** REQUIRED ACTION **
Pull every line that includes the word "time" out of the data below and copy it.

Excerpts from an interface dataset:
________________________________________
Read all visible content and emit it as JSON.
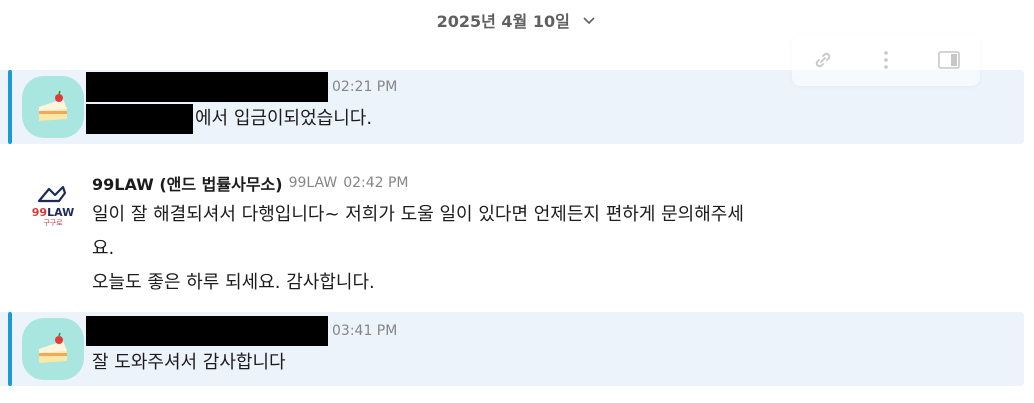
{
  "date_divider": {
    "label": "2025년 4월 10일"
  },
  "messages": [
    {
      "time": "02:21 PM",
      "body_suffix": "에서 입금이되었습니다.",
      "avatar": "cake-icon"
    },
    {
      "sender": "99LAW (앤드 법률사무소)",
      "app_tag": "99LAW",
      "time": "02:42 PM",
      "lines": [
        "일이 잘 해결되셔서 다행입니다~ 저희가 도울 일이 있다면 언제든지 편하게 문의해주세",
        "요.",
        "오늘도 좋은 하루 되세요. 감사합니다."
      ],
      "avatar": "99law-logo",
      "logo_text": "99LAW",
      "logo_sub": "구구로"
    },
    {
      "time": "03:41 PM",
      "body": "잘 도와주셔서 감사합니다",
      "avatar": "cake-icon"
    }
  ],
  "colors": {
    "highlight_bg": "#edf3fb",
    "highlight_bar": "#1d9bd1",
    "avatar_bg": "#a8e6df",
    "logo_navy": "#1e2a5a",
    "logo_red": "#d93a3a"
  }
}
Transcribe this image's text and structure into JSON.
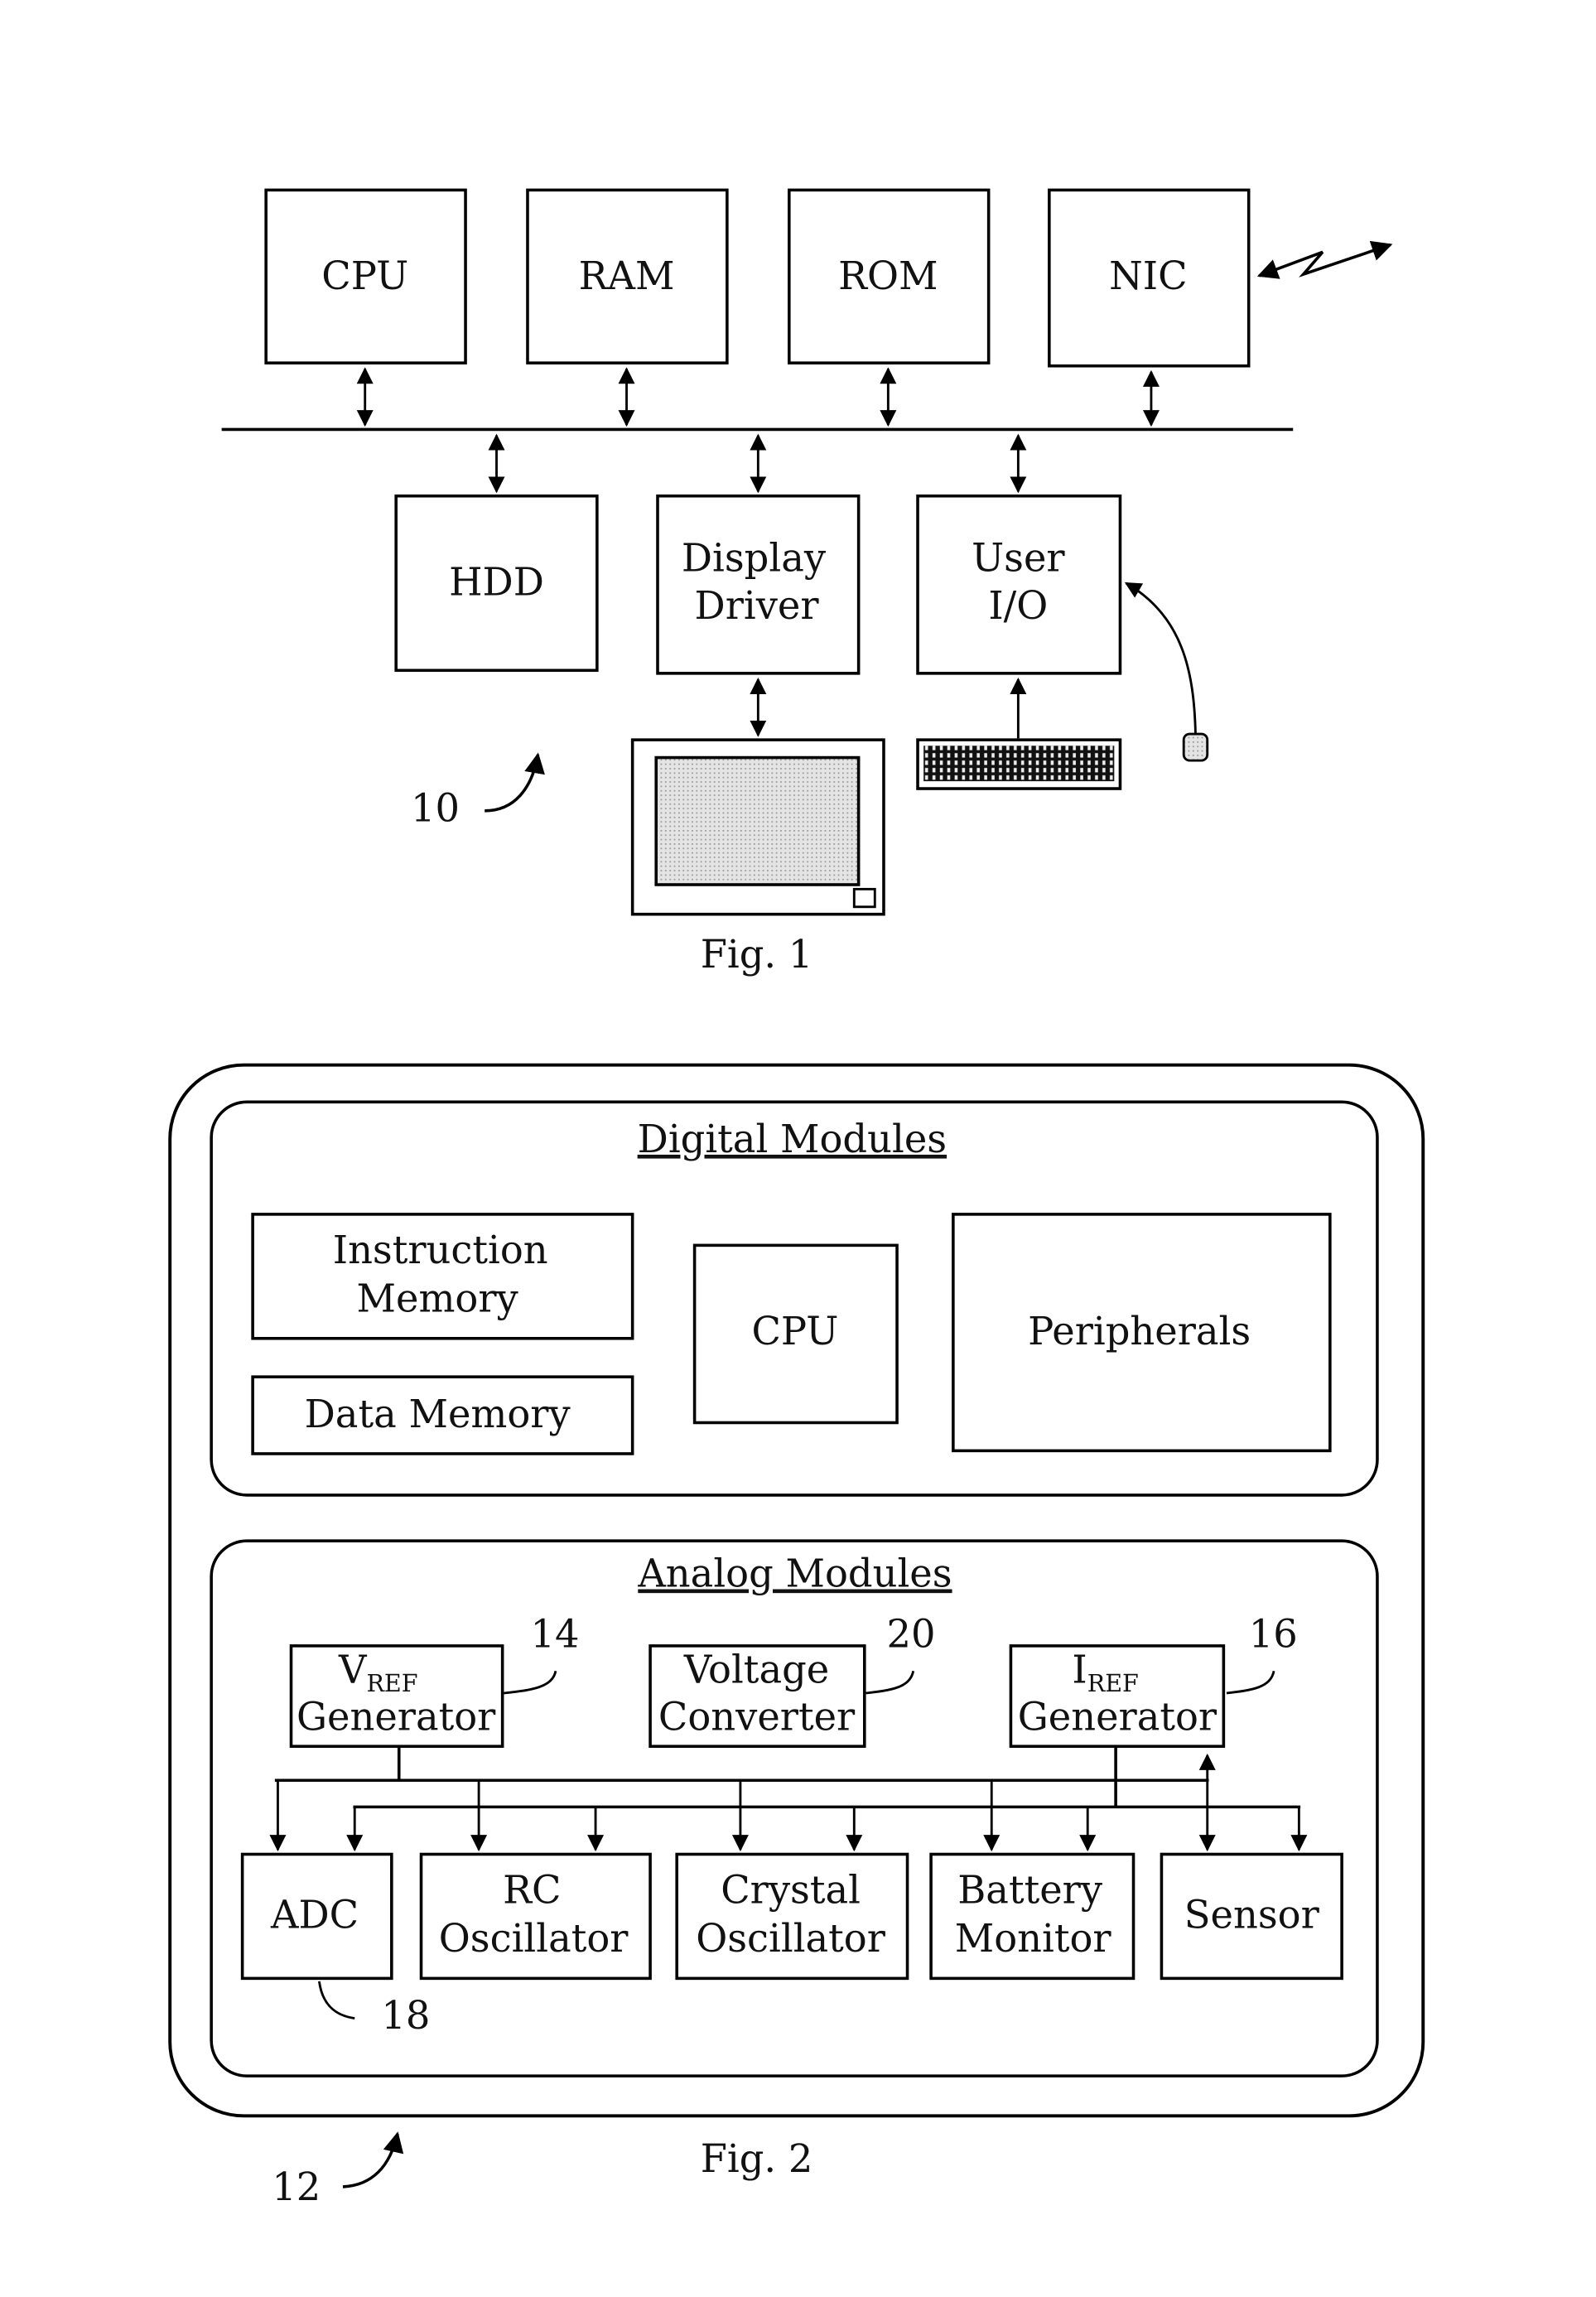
{
  "fig1": {
    "caption": "Fig. 1",
    "reference": "10",
    "top_row": [
      {
        "id": "cpu",
        "label": "CPU"
      },
      {
        "id": "ram",
        "label": "RAM"
      },
      {
        "id": "rom",
        "label": "ROM"
      },
      {
        "id": "nic",
        "label": "NIC"
      }
    ],
    "bottom_row": [
      {
        "id": "hdd",
        "label_lines": [
          "HDD"
        ]
      },
      {
        "id": "display-driver",
        "label_lines": [
          "Display",
          "Driver"
        ]
      },
      {
        "id": "user-io",
        "label_lines": [
          "User",
          "I/O"
        ]
      }
    ],
    "peripherals": [
      "monitor",
      "keyboard",
      "mouse"
    ],
    "icons": [
      "wireless-link-icon",
      "monitor-icon",
      "keyboard-icon",
      "mouse-icon"
    ]
  },
  "fig2": {
    "caption": "Fig. 2",
    "reference": "12",
    "digital": {
      "title": "Digital Modules",
      "instruction_memory": [
        "Instruction",
        "Memory"
      ],
      "data_memory": "Data Memory",
      "cpu": "CPU",
      "peripherals": "Peripherals"
    },
    "analog": {
      "title": "Analog Modules",
      "vref": {
        "main": "V",
        "sub": "REF",
        "line2": "Generator",
        "ref": "14"
      },
      "voltage_converter": {
        "lines": [
          "Voltage",
          "Converter"
        ],
        "ref": "20"
      },
      "iref": {
        "main": "I",
        "sub": "REF",
        "line2": "Generator",
        "ref": "16"
      },
      "bottom_row": [
        {
          "id": "adc",
          "label_lines": [
            "ADC"
          ],
          "ref": "18"
        },
        {
          "id": "rc-oscillator",
          "label_lines": [
            "RC",
            "Oscillator"
          ]
        },
        {
          "id": "crystal-oscillator",
          "label_lines": [
            "Crystal",
            "Oscillator"
          ]
        },
        {
          "id": "battery-monitor",
          "label_lines": [
            "Battery",
            "Monitor"
          ]
        },
        {
          "id": "sensor",
          "label_lines": [
            "Sensor"
          ]
        }
      ]
    }
  }
}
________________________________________
** FINISHED TASK **
      "time": "02:21 PM",
      "time": "02:42 PM",
      "time": "03:41 PM",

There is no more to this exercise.